Since inception the Company has been committed to achieve high growth through development of niche products to meet increasingly sophisticated demands of the Industry. Today, it possesses the largest product portfolios of spun-dyed, cotton blended and cot Arvind Limited is a textile company.
Project Report on Woollen Yarn Spinning Plant
Textile manufacturing is a major industry. It is based on the conversion of fibre into yarn , yarn into fabric. These are then dyed or printed, fabricated into clothes.
Trinity factory. Textile industry in Russia

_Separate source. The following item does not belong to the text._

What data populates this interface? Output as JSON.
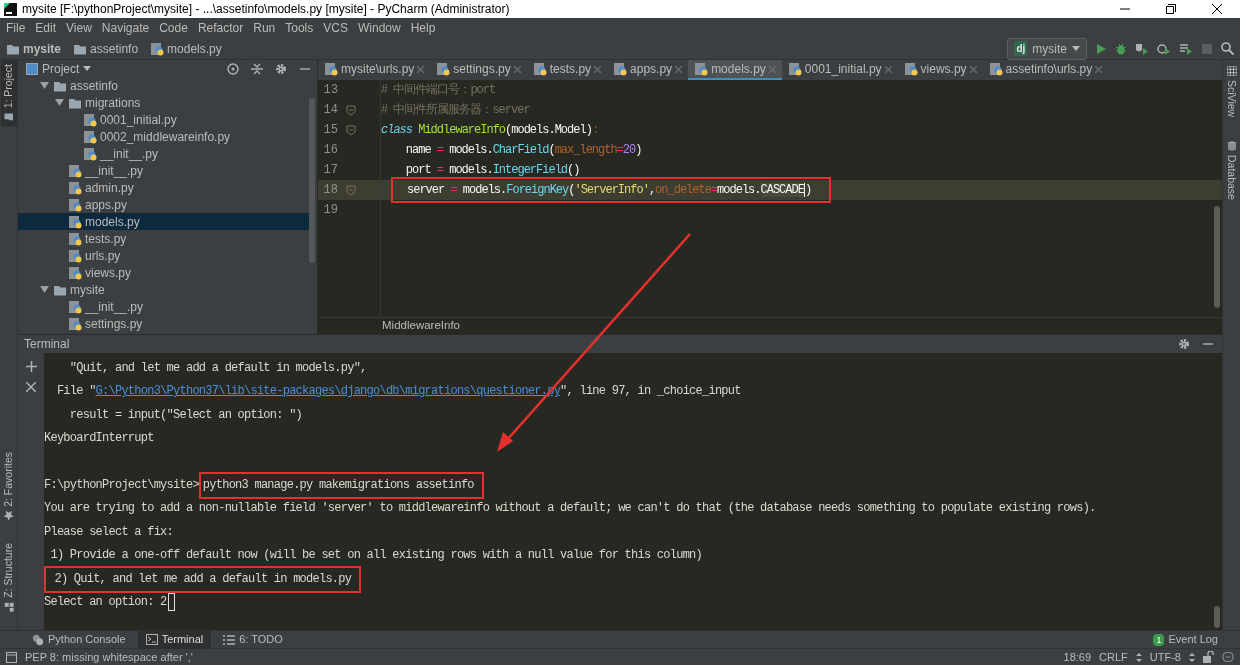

As with many discoveries of early man, anthropologists believe the use of wool came out of the challenge to survive. In seeking means of protection and warmth, humans in the Neolithic Age wore animal pelts as clothing. Finding the pelts not only warm and comfortable but also durable, they soon began to develop the basic processes and primitive tools for making wool. By B. People soon began to develop and maintain herds of wool-bearing animals. The wool of sheep was soon recognized as one of the most practical to use.
The Flemings were so expert in making woollen cloth, that it was said of them that their skill in the art of weaving was a peculiar gift conferred by nature. Large numbers of weavers came over from Flanders in the train of the Conqueror, and in the intervals of turmoil prosecuted their calling with success. In course of time they thoroughly established the trade in the country, and in the reigns of Henry I.

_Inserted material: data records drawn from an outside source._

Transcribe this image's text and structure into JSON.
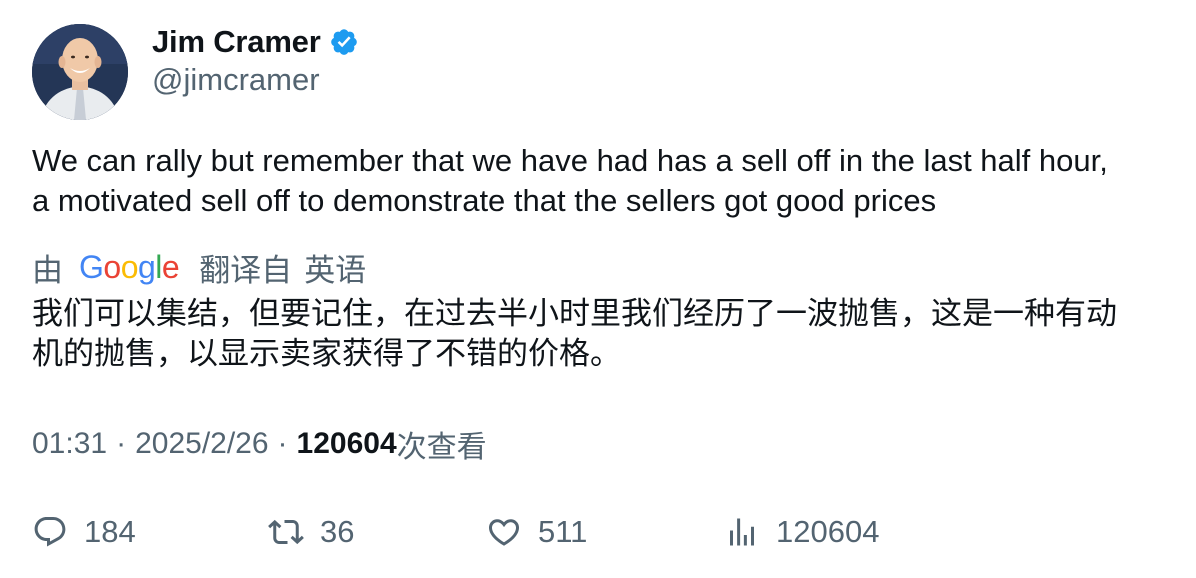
{
  "author": {
    "display_name": "Jim Cramer",
    "handle": "@jimcramer",
    "verified": true,
    "verified_color": "#1d9bf0"
  },
  "tweet": {
    "text_line1": "We can rally but remember that we have had has a sell off in the last half hour,",
    "text_line2": "a motivated sell off to demonstrate that the sellers got good prices"
  },
  "translation": {
    "by_label": "由",
    "provider": "Google",
    "translated_from_label": "翻译自",
    "source_language": "英语",
    "text_line1": "我们可以集结，但要记住，在过去半小时里我们经历了一波抛售，这是一种有动",
    "text_line2": "机的抛售，以显示卖家获得了不错的价格。"
  },
  "meta": {
    "time": "01:31",
    "separator": "·",
    "date": "2025/2/26",
    "views_count": "120604",
    "views_label": "次查看"
  },
  "actions": {
    "reply_count": "184",
    "retweet_count": "36",
    "like_count": "511",
    "views_count": "120604"
  },
  "icons": {
    "reply": "reply-icon",
    "retweet": "retweet-icon",
    "like": "heart-icon",
    "views": "analytics-icon",
    "verified": "verified-badge-icon"
  },
  "colors": {
    "text_primary": "#0f1419",
    "text_secondary": "#536471",
    "google_blue": "#4285f4",
    "google_red": "#ea4335",
    "google_yellow": "#fbbc05",
    "google_green": "#34a853"
  }
}
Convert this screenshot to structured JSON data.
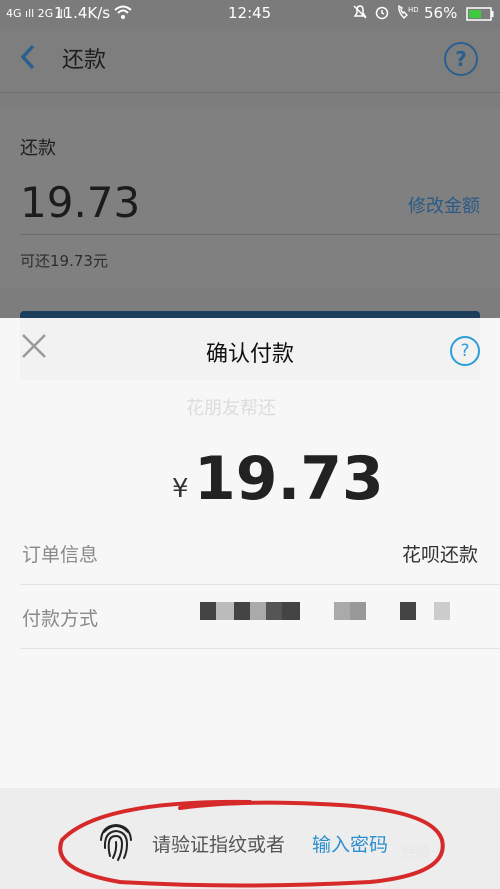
{
  "status_bar": {
    "signal_left": "4G ıll 2G ıll",
    "net_speed": "11.4K/s",
    "time": "12:45",
    "battery": "56%"
  },
  "background_page": {
    "header_title": "还款",
    "help_glyph": "?",
    "card_label": "还款",
    "amount": "19.73",
    "edit_link": "修改金额",
    "available": "可还19.73元",
    "ghost_text": "花朋友帮还"
  },
  "modal": {
    "title": "确认付款",
    "close_glyph": "✕",
    "help_glyph": "?",
    "currency": "¥",
    "amount": "19.73",
    "rows": [
      {
        "label": "订单信息",
        "value": "花呗还款"
      },
      {
        "label": "付款方式",
        "value": ""
      }
    ]
  },
  "footer": {
    "prompt": "请验证指纹或者",
    "link": "输入密码",
    "watermark": "经验"
  },
  "colors": {
    "accent": "#2d8fd0",
    "annotation_red": "#d62a2a"
  }
}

Open end spinning plants Manufacturers Panipat
Natural wool is the fiber obtained from sheep and other animals. For example cashmere and the mohair of goats, Qiviut of muskoxen, angora of rabbits, and Camelid wool. Sheep wool is the most preferred because it has important physical properties distinguish it from camel hair, goat hair, and others.
Trinity factory. Textile industry in Russia
We have a friendly relationship with the Hennecke family and were already able to supply mountain sheep wool in recent years. We are currently creating more space and expanding our warehouses so we can process orders faster in the future. Please pay attention to the approximately 90 colors of our Tyrolean mountain sheep wool available. We are happy to send you our wool pattern color chart for free.
Trinity worsted factory is one of the best domestic textile enterprises. A large-scale modernization carried out in the s allowed us to move from the production of army cloth to the production of high-quality smooth woolen fabrics and knitting wool yarn. The company is located in the city of Troitsk near Moscow. The fact that Trinity Factory is one of the oldest Russian textile enterprises is beyond doubt. However, historians and historians disagree when it was founded.
List of Top Indian Textile Manufacturing Companies
Warren Mills is located in the center of Stafford Springs, a small town in the corner of northeastern CT. It was originally settled in by settlers devoted to cultivation of their land. By , the town was famous for its natural mineral springs. In , American Woolen Company launched its first luxury garment collection with a commitment to preserving the craft and defining an authentic American style. We start by dyeing the raw fiber to the desired shade which is the superior way to achieve lasting color.
Mazharul Islam Kiron is a textile consultant and researcher on online business promotion. He is working with one European textile machinery company as a country agent. He is also a contributor of Wikipedia.